(DATASET ENTRIES)

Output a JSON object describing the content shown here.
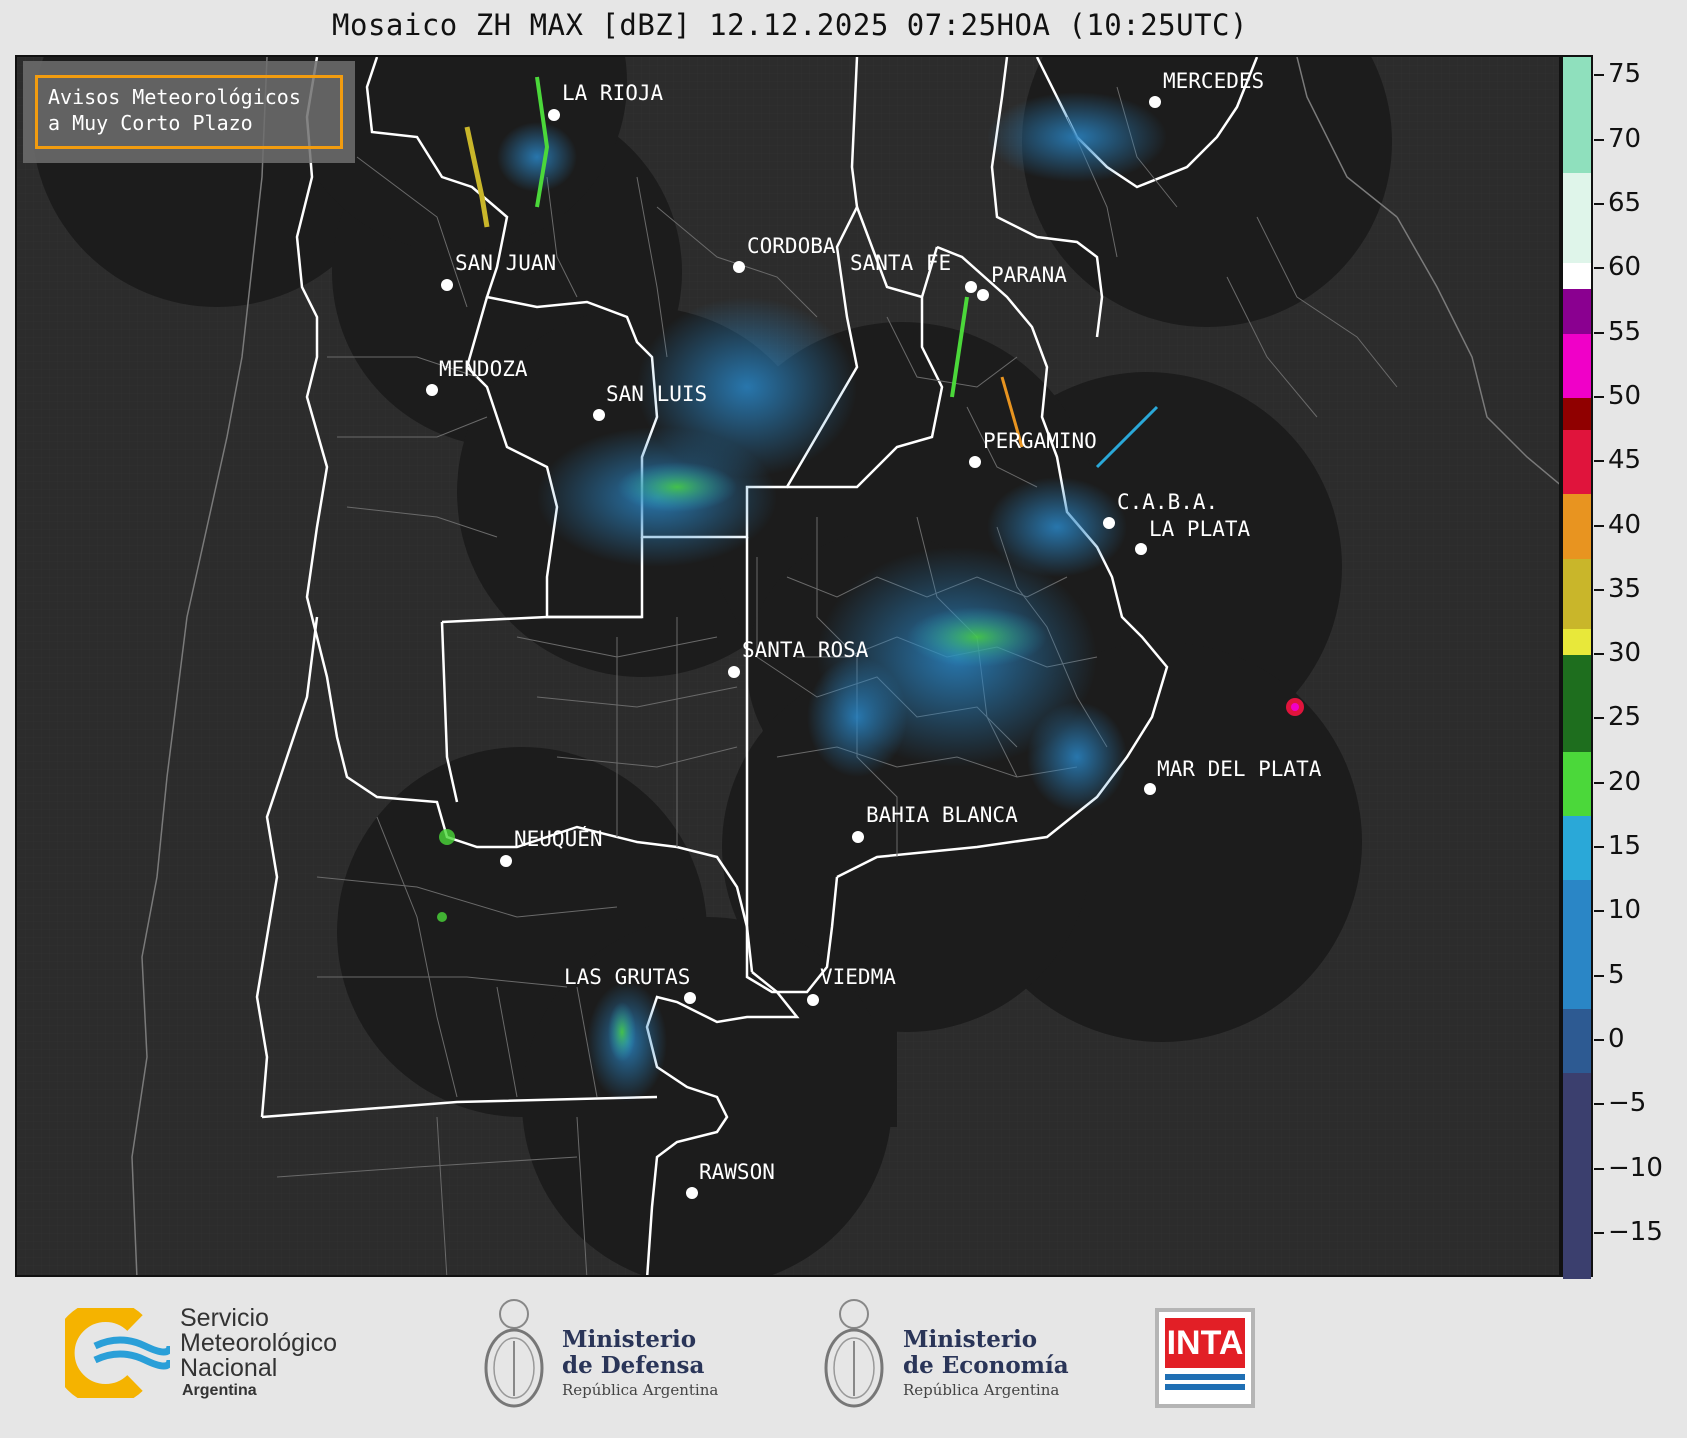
{
  "title": "Mosaico ZH MAX [dBZ] 12.12.2025 07:25HOA (10:25UTC)",
  "notice": {
    "line1": "Avisos Meteorológicos",
    "line2": "a Muy Corto Plazo"
  },
  "cities": [
    {
      "id": "la-rioja",
      "name": "LA RIOJA"
    },
    {
      "id": "mercedes",
      "name": "MERCEDES"
    },
    {
      "id": "cordoba",
      "name": "CORDOBA"
    },
    {
      "id": "san-juan",
      "name": "SAN JUAN"
    },
    {
      "id": "santa-fe",
      "name": "SANTA FE"
    },
    {
      "id": "parana",
      "name": "PARANA"
    },
    {
      "id": "mendoza",
      "name": "MENDOZA"
    },
    {
      "id": "san-luis",
      "name": "SAN LUIS"
    },
    {
      "id": "pergamino",
      "name": "PERGAMINO"
    },
    {
      "id": "caba",
      "name": "C.A.B.A."
    },
    {
      "id": "la-plata",
      "name": "LA PLATA"
    },
    {
      "id": "santa-rosa",
      "name": "SANTA ROSA"
    },
    {
      "id": "mar-del-plata",
      "name": "MAR DEL PLATA"
    },
    {
      "id": "bahia-blanca",
      "name": "BAHIA BLANCA"
    },
    {
      "id": "neuquen",
      "name": "NEUQUÉN"
    },
    {
      "id": "las-grutas",
      "name": "LAS GRUTAS"
    },
    {
      "id": "viedma",
      "name": "VIEDMA"
    },
    {
      "id": "rawson",
      "name": "RAWSON"
    }
  ],
  "colorbar": {
    "ticks": [
      "75",
      "70",
      "65",
      "60",
      "55",
      "50",
      "45",
      "40",
      "35",
      "30",
      "25",
      "20",
      "15",
      "10",
      "5",
      "0",
      "−5",
      "−10",
      "−15"
    ],
    "colors": {
      "lowest": "#3b3f6e",
      "blue_dark": "#2d5a92",
      "blue": "#2a86c6",
      "cyan": "#2aa8d8",
      "green_light": "#4bd83a",
      "green_dark": "#1e6e1e",
      "yellow": "#e8e83a",
      "olive": "#c9b62a",
      "orange": "#e89420",
      "red": "#e0143c",
      "dark_red": "#900000",
      "magenta": "#f000c8",
      "purple": "#8a0090",
      "white": "#ffffff",
      "mint_light": "#dff5ea",
      "mint": "#8fe0bd"
    }
  },
  "footer": {
    "smn": {
      "line1": "Servicio",
      "line2": "Meteorológico",
      "line3": "Nacional",
      "line4": "Argentina"
    },
    "defensa": {
      "line1": "Ministerio",
      "line2": "de Defensa",
      "sub": "República Argentina"
    },
    "economia": {
      "line1": "Ministerio",
      "line2": "de Economía",
      "sub": "República Argentina"
    },
    "inta": {
      "label": "INTA"
    }
  }
}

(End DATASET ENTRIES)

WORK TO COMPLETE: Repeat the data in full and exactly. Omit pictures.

ANSWER:
Output a JSON object describing the content shown here.
{
  "title": "Mosaico ZH MAX [dBZ] 12.12.2025 07:25HOA (10:25UTC)",
  "notice": {
    "line1": "Avisos Meteorológicos",
    "line2": "a Muy Corto Plazo"
  },
  "cities": [
    {
      "id": "la-rioja",
      "name": "LA RIOJA"
    },
    {
      "id": "mercedes",
      "name": "MERCEDES"
    },
    {
      "id": "cordoba",
      "name": "CORDOBA"
    },
    {
      "id": "san-juan",
      "name": "SAN JUAN"
    },
    {
      "id": "santa-fe",
      "name": "SANTA FE"
    },
    {
      "id": "parana",
      "name": "PARANA"
    },
    {
      "id": "mendoza",
      "name": "MENDOZA"
    },
    {
      "id": "san-luis",
      "name": "SAN LUIS"
    },
    {
      "id": "pergamino",
      "name": "PERGAMINO"
    },
    {
      "id": "caba",
      "name": "C.A.B.A."
    },
    {
      "id": "la-plata",
      "name": "LA PLATA"
    },
    {
      "id": "santa-rosa",
      "name": "SANTA ROSA"
    },
    {
      "id": "mar-del-plata",
      "name": "MAR DEL PLATA"
    },
    {
      "id": "bahia-blanca",
      "name": "BAHIA BLANCA"
    },
    {
      "id": "neuquen",
      "name": "NEUQUÉN"
    },
    {
      "id": "las-grutas",
      "name": "LAS GRUTAS"
    },
    {
      "id": "viedma",
      "name": "VIEDMA"
    },
    {
      "id": "rawson",
      "name": "RAWSON"
    }
  ],
  "colorbar": {
    "ticks": [
      "75",
      "70",
      "65",
      "60",
      "55",
      "50",
      "45",
      "40",
      "35",
      "30",
      "25",
      "20",
      "15",
      "10",
      "5",
      "0",
      "−5",
      "−10",
      "−15"
    ],
    "colors": {
      "lowest": "#3b3f6e",
      "blue_dark": "#2d5a92",
      "blue": "#2a86c6",
      "cyan": "#2aa8d8",
      "green_light": "#4bd83a",
      "green_dark": "#1e6e1e",
      "yellow": "#e8e83a",
      "olive": "#c9b62a",
      "orange": "#e89420",
      "red": "#e0143c",
      "dark_red": "#900000",
      "magenta": "#f000c8",
      "purple": "#8a0090",
      "white": "#ffffff",
      "mint_light": "#dff5ea",
      "mint": "#8fe0bd"
    }
  },
  "footer": {
    "smn": {
      "line1": "Servicio",
      "line2": "Meteorológico",
      "line3": "Nacional",
      "line4": "Argentina"
    },
    "defensa": {
      "line1": "Ministerio",
      "line2": "de Defensa",
      "sub": "República Argentina"
    },
    "economia": {
      "line1": "Ministerio",
      "line2": "de Economía",
      "sub": "República Argentina"
    },
    "inta": {
      "label": "INTA"
    }
  }
}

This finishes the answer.